European Silver, Furniture and Ceramics

European Silver, Furniture and Ceramics

View full screen - View 1 of Lot 25. A George II Walnut and Burr Walnut Chest, Circa 1730-40.

Property of a Private Connecticut Collector

A George II Walnut and Burr Walnut Chest, Circa 1730-40

Lot Closed

October 20, 06:24 PM GMT


50,000 - 80,000 USD

Lot Details


Property of a Private Connecticut Collector

A George II Walnut and Burr Walnut Chest, Circa 1730-40

the ovolo-moulded top with re-entrant corners, above a green baize-lined slide and two short drawers simulated as three drawers and three long graduated drawers, with carcase cockbeads; one side with a fitted pen drawer, the other with a simulated drawer, above brass carrying-handles; bracket feet later; veneer on the back apparently original

height 31 1/2 in.; width 34 in.; depth 19 1/2 in.

80 cm; 86.5 cm; 49.5 cm

R.F. Lambe, Esq., London

Christie's London, 29 November 1951, lot 134

Ronald A. Lee, London

Mrs. Charles Stuart

Christie's London, 1 April 1993, lot 105
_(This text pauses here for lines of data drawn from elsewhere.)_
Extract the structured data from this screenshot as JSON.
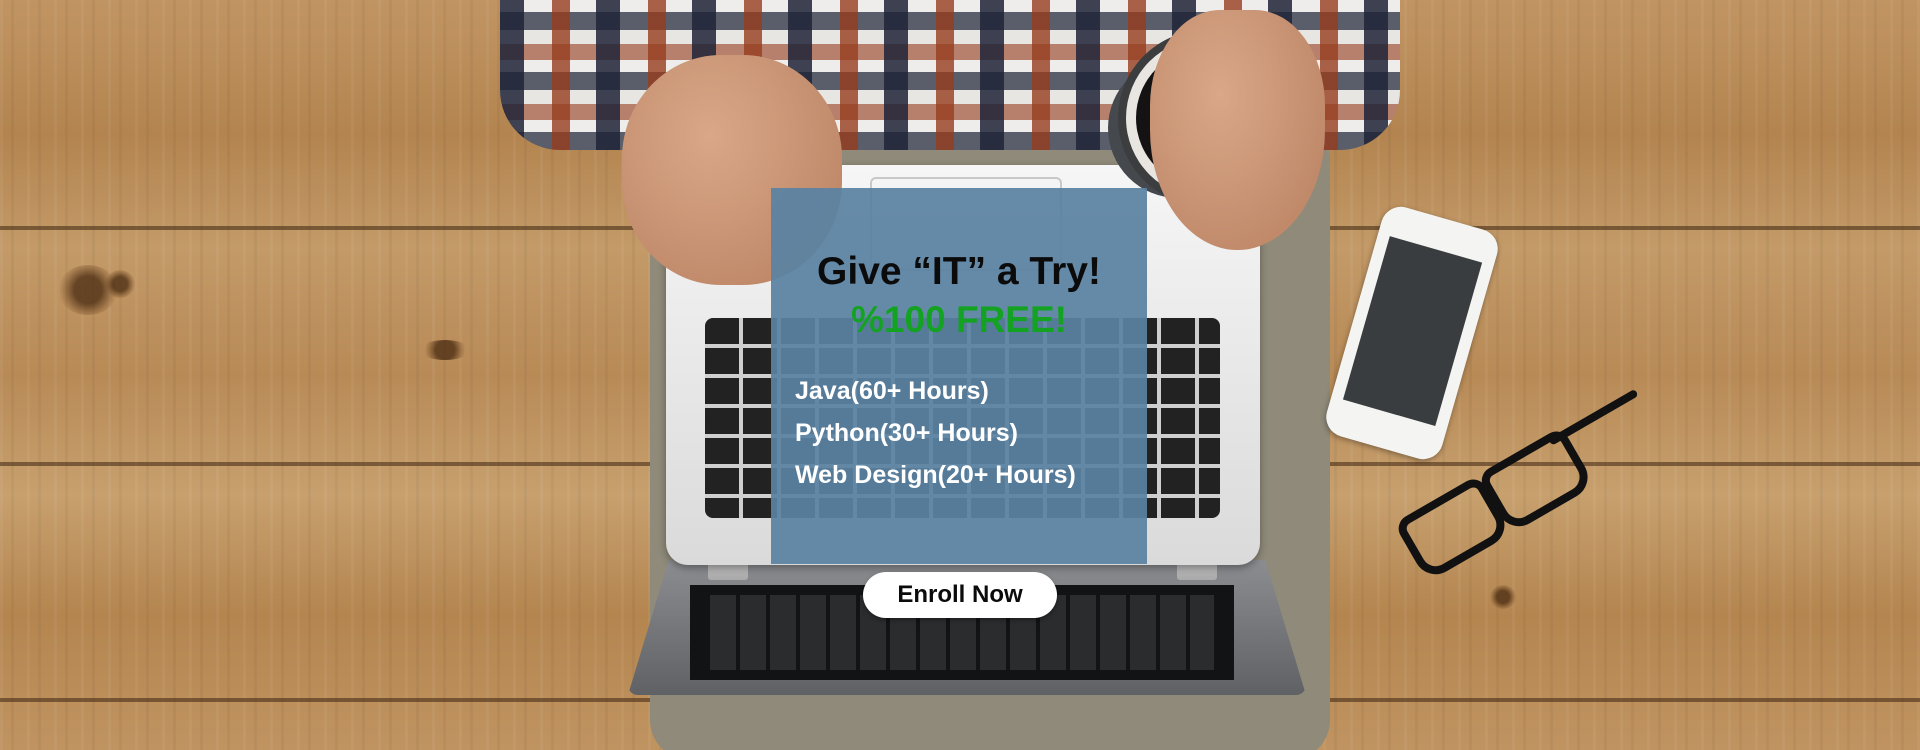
{
  "promo": {
    "title": "Give “IT” a Try!",
    "subtitle": "%100 FREE!",
    "courses": [
      "Java(60+ Hours)",
      "Python(30+ Hours)",
      "Web Design(20+ Hours)"
    ],
    "button_label": "Enroll Now"
  },
  "colors": {
    "panel": "#5a82a2",
    "free_text": "#13a221",
    "button_bg": "#ffffff"
  }
}
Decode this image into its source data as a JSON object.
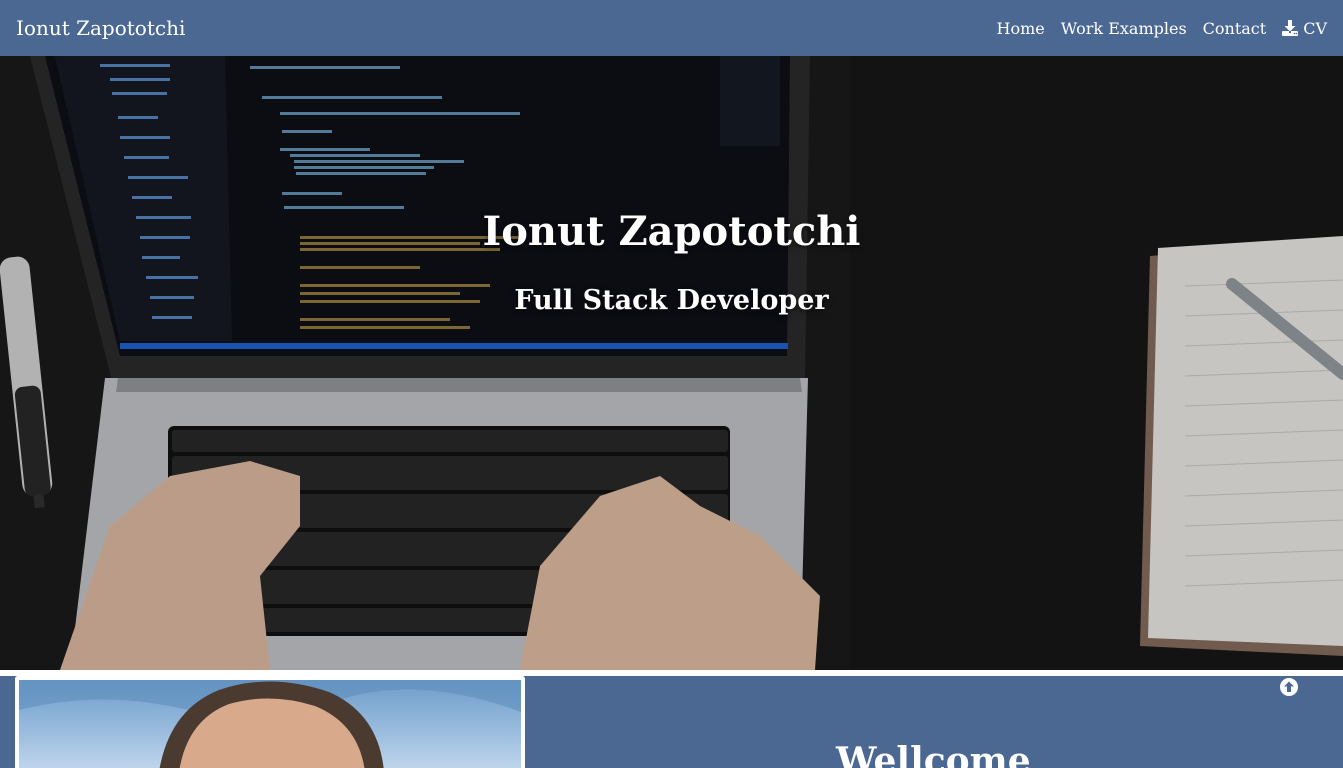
{
  "navbar": {
    "brand": "Ionut Zapototchi",
    "links": [
      {
        "label": "Home"
      },
      {
        "label": "Work Examples"
      },
      {
        "label": "Contact"
      },
      {
        "label": "CV",
        "icon": "download-icon"
      }
    ]
  },
  "hero": {
    "title": "Ionut Zapototchi",
    "subtitle": "Full Stack Developer"
  },
  "about": {
    "heading": "Wellcome",
    "scroll_top_icon": "arrow-up-circle-icon"
  },
  "colors": {
    "navbar_bg": "#4b6893",
    "text": "#ffffff"
  }
}
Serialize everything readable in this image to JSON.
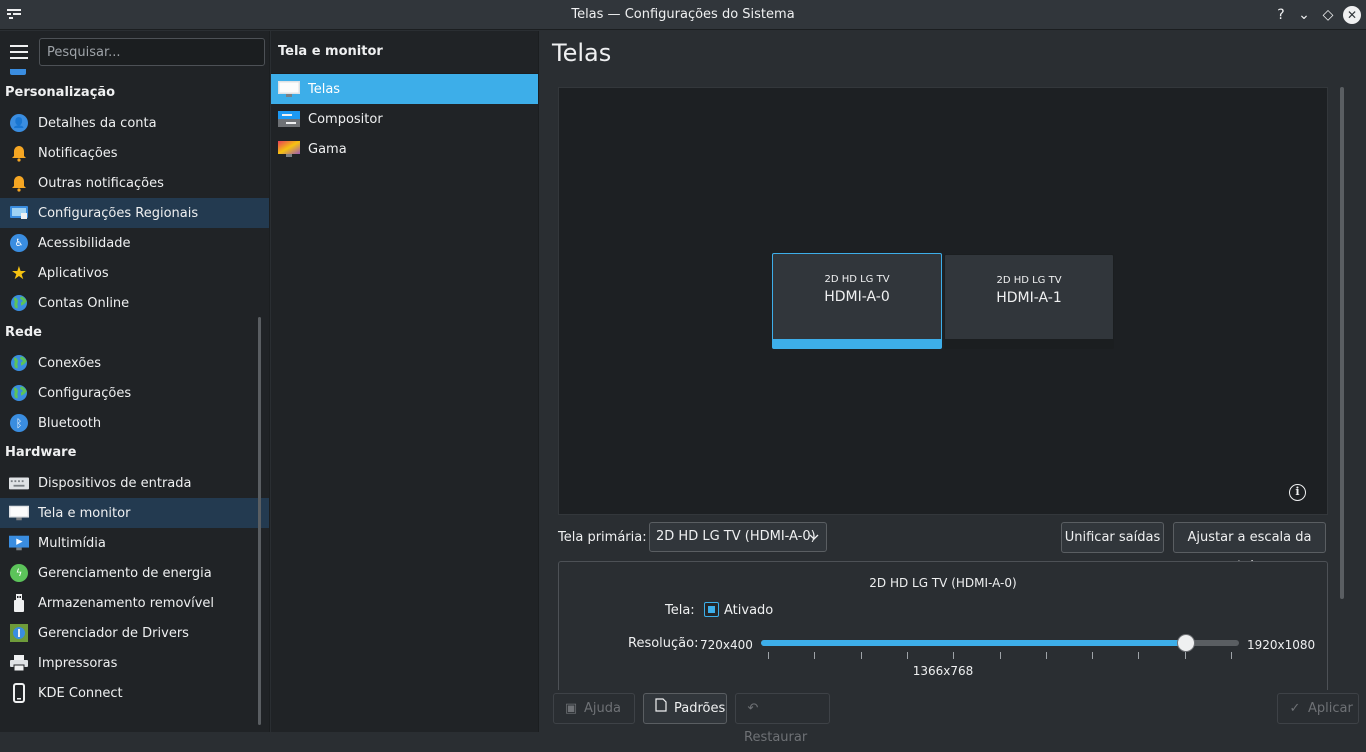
{
  "window": {
    "title": "Telas — Configurações do Sistema",
    "help_glyph": "?",
    "min_glyph": "⌄",
    "max_glyph": "◇",
    "close_glyph": "✕"
  },
  "sidebar": {
    "search_placeholder": "Pesquisar...",
    "sections": [
      {
        "header": "Personalização",
        "items": [
          {
            "label": "Detalhes da conta",
            "icon": "user-icon"
          },
          {
            "label": "Notificações",
            "icon": "bell-icon"
          },
          {
            "label": "Outras notificações",
            "icon": "bell-icon"
          },
          {
            "label": "Configurações Regionais",
            "icon": "regional-icon"
          },
          {
            "label": "Acessibilidade",
            "icon": "accessibility-icon"
          },
          {
            "label": "Aplicativos",
            "icon": "star-icon"
          },
          {
            "label": "Contas Online",
            "icon": "globe-icon"
          }
        ]
      },
      {
        "header": "Rede",
        "items": [
          {
            "label": "Conexões",
            "icon": "globe-icon"
          },
          {
            "label": "Configurações",
            "icon": "globe-icon"
          },
          {
            "label": "Bluetooth",
            "icon": "bluetooth-icon"
          }
        ]
      },
      {
        "header": "Hardware",
        "items": [
          {
            "label": "Dispositivos de entrada",
            "icon": "keyboard-icon"
          },
          {
            "label": "Tela e monitor",
            "icon": "monitor-icon"
          },
          {
            "label": "Multimídia",
            "icon": "multimedia-icon"
          },
          {
            "label": "Gerenciamento de energia",
            "icon": "power-icon"
          },
          {
            "label": "Armazenamento removível",
            "icon": "usb-icon"
          },
          {
            "label": "Gerenciador de Drivers",
            "icon": "driver-icon"
          },
          {
            "label": "Impressoras",
            "icon": "printer-icon"
          },
          {
            "label": "KDE Connect",
            "icon": "phone-icon"
          }
        ]
      }
    ]
  },
  "middle": {
    "header": "Tela e monitor",
    "items": [
      {
        "label": "Telas",
        "icon": "monitor-icon",
        "selected": true
      },
      {
        "label": "Compositor",
        "icon": "compositor-icon"
      },
      {
        "label": "Gama",
        "icon": "gamma-icon"
      }
    ]
  },
  "main": {
    "title": "Telas",
    "monitors": [
      {
        "name": "2D HD LG TV",
        "port": "HDMI-A-0",
        "active": true
      },
      {
        "name": "2D HD LG TV",
        "port": "HDMI-A-1",
        "active": false
      }
    ],
    "info_glyph": "i",
    "primary_label": "Tela primária:",
    "primary_value": "2D HD LG TV (HDMI-A-0)",
    "unify_button": "Unificar saídas",
    "scale_button": "Ajustar a escala da tela",
    "output": {
      "title": "2D HD LG TV (HDMI-A-0)",
      "enabled_label": "Tela:",
      "enabled_value": "Ativado",
      "enabled": true,
      "resolution_label": "Resolução:",
      "resolution_min": "720x400",
      "resolution_max": "1920x1080",
      "resolution_current": "1366x768",
      "resolution_fraction": 0.89,
      "tick_count": 11
    }
  },
  "footer": {
    "help": "Ajuda",
    "defaults": "Padrões",
    "reset": "Restaurar",
    "apply": "Aplicar"
  },
  "colors": {
    "accent": "#3daee9",
    "sidebar_highlight": "#233a50",
    "background": "#2a2e32"
  }
}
The John Parry Collection, Christie's London, 24 March 2010, lot 38

A. Bowett, English Furniture 1715-1740, Woodbridge 2009, p.101, figs. 3:14, 3:15

Dr. Adam Bowett dates this high-quality commode to after 1730 because of the ovolo moulded top and base and cockbeaded surrounds to the carcase rather than to the drawer edges, whilst the thin-railed carcase construction would indicate a terminus ante quem of 1740. He also suggests the unusual presence of a side drawer fitted for inkwells and pounce pots provides evidence that the pull out 'brushing' slide beneath the top was in fact intended for writing - though observing this wouldn't preclude the chest from also being used as a dressing commode, the role this form has traditionally been assigned. Certainly the equally unusual veneering to the back enables the chest to stand proud of the wall in any interior, and made theoretically more portable with the side carrying handles, the chest would be able to serve multiple functions in different settings.

Evidence this model could be used a dressing table comes from a 1730 invoice from the royal cabinetmaker Benjamin Goodison for supplying King George II's daughters Amelia and Caroline at St James's Palace with 'three Wallnuttree Dressing Tables upon Castors with Large Drawers to the Bottoms and a Sliding Tables to each of them' (cited in Bowett, p.106 note 21). Thomas Sheraton, however, would later categorise the model as writing furniture, calling this type of chest a 'Lobby Chest' in his Cabinet Dictionary (1803): 'a kind of half chest of drawers, adapted for the use of a small study, lobby, or small lodging room...four drawers in height, rising to 3 feet in height, and their length about the same. The top drawer is usually divided into two; and sometimes there is a writing slider which draws out under the top.'

This chest's particularly fine walnut veneers and high standard of carcase construction have made it a prized acquisition of numerous previous owners throughout its history, more recently the leading 20th century London antiques dealer Ronald A. Lee and the great late-20th century walnut collector John Parry.